**Task item:**
Give back the records in full, with every line exactly as it was.

:: Given data

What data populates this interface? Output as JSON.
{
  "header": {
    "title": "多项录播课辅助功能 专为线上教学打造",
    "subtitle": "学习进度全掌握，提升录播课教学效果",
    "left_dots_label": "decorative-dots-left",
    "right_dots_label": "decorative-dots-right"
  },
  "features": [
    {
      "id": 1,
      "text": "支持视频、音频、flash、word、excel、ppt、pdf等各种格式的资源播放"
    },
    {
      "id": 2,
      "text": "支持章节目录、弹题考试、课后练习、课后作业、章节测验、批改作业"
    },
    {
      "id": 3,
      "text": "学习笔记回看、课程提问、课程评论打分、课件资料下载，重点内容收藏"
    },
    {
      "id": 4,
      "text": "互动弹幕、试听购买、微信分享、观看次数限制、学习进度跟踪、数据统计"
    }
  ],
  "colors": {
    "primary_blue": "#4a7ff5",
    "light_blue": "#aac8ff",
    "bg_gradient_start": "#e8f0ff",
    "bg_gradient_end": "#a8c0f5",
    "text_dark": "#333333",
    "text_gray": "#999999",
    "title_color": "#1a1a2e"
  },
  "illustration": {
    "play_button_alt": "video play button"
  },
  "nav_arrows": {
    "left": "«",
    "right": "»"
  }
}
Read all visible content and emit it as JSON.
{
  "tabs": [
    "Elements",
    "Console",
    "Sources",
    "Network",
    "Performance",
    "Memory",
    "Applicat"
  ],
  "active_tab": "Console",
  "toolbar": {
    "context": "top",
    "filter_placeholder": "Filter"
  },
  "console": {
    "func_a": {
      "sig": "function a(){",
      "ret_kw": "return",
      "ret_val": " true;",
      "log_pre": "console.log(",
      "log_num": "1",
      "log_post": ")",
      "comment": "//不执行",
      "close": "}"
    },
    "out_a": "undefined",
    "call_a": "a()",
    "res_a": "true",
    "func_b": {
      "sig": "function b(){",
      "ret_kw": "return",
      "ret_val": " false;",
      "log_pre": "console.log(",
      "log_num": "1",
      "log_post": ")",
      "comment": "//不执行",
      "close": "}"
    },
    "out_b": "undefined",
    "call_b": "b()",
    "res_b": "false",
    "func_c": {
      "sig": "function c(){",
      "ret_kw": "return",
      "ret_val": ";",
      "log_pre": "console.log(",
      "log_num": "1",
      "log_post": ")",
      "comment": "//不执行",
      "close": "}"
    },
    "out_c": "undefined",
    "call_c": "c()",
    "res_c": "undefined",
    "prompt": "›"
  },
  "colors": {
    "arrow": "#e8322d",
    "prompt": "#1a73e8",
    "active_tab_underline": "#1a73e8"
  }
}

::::

**Answer:**
What data populates this interface? Output as JSON.
{
  "header": {
    "title": "多项录播课辅助功能 专为线上教学打造",
    "subtitle": "学习进度全掌握，提升录播课教学效果",
    "left_dots_label": "decorative-dots-left",
    "right_dots_label": "decorative-dots-right"
  },
  "features": [
    {
      "id": 1,
      "text": "支持视频、音频、flash、word、excel、ppt、pdf等各种格式的资源播放"
    },
    {
      "id": 2,
      "text": "支持章节目录、弹题考试、课后练习、课后作业、章节测验、批改作业"
    },
    {
      "id": 3,
      "text": "学习笔记回看、课程提问、课程评论打分、课件资料下载，重点内容收藏"
    },
    {
      "id": 4,
      "text": "互动弹幕、试听购买、微信分享、观看次数限制、学习进度跟踪、数据统计"
    }
  ],
  "colors": {
    "primary_blue": "#4a7ff5",
    "light_blue": "#aac8ff",
    "bg_gradient_start": "#e8f0ff",
    "bg_gradient_end": "#a8c0f5",
    "text_dark": "#333333",
    "text_gray": "#999999",
    "title_color": "#1a1a2e"
  },
  "illustration": {
    "play_button_alt": "video play button"
  },
  "nav_arrows": {
    "left": "«",
    "right": "»"
  }
}
Read all visible content and emit it as JSON.
{
  "tabs": [
    "Elements",
    "Console",
    "Sources",
    "Network",
    "Performance",
    "Memory",
    "Applicat"
  ],
  "active_tab": "Console",
  "toolbar": {
    "context": "top",
    "filter_placeholder": "Filter"
  },
  "console": {
    "func_a": {
      "sig": "function a(){",
      "ret_kw": "return",
      "ret_val": " true;",
      "log_pre": "console.log(",
      "log_num": "1",
      "log_post": ")",
      "comment": "//不执行",
      "close": "}"
    },
    "out_a": "undefined",
    "call_a": "a()",
    "res_a": "true",
    "func_b": {
      "sig": "function b(){",
      "ret_kw": "return",
      "ret_val": " false;",
      "log_pre": "console.log(",
      "log_num": "1",
      "log_post": ")",
      "comment": "//不执行",
      "close": "}"
    },
    "out_b": "undefined",
    "call_b": "b()",
    "res_b": "false",
    "func_c": {
      "sig": "function c(){",
      "ret_kw": "return",
      "ret_val": ";",
      "log_pre": "console.log(",
      "log_num": "1",
      "log_post": ")",
      "comment": "//不执行",
      "close": "}"
    },
    "out_c": "undefined",
    "call_c": "c()",
    "res_c": "undefined",
    "prompt": "›"
  },
  "colors": {
    "arrow": "#e8322d",
    "prompt": "#1a73e8",
    "active_tab_underline": "#1a73e8"
  }
}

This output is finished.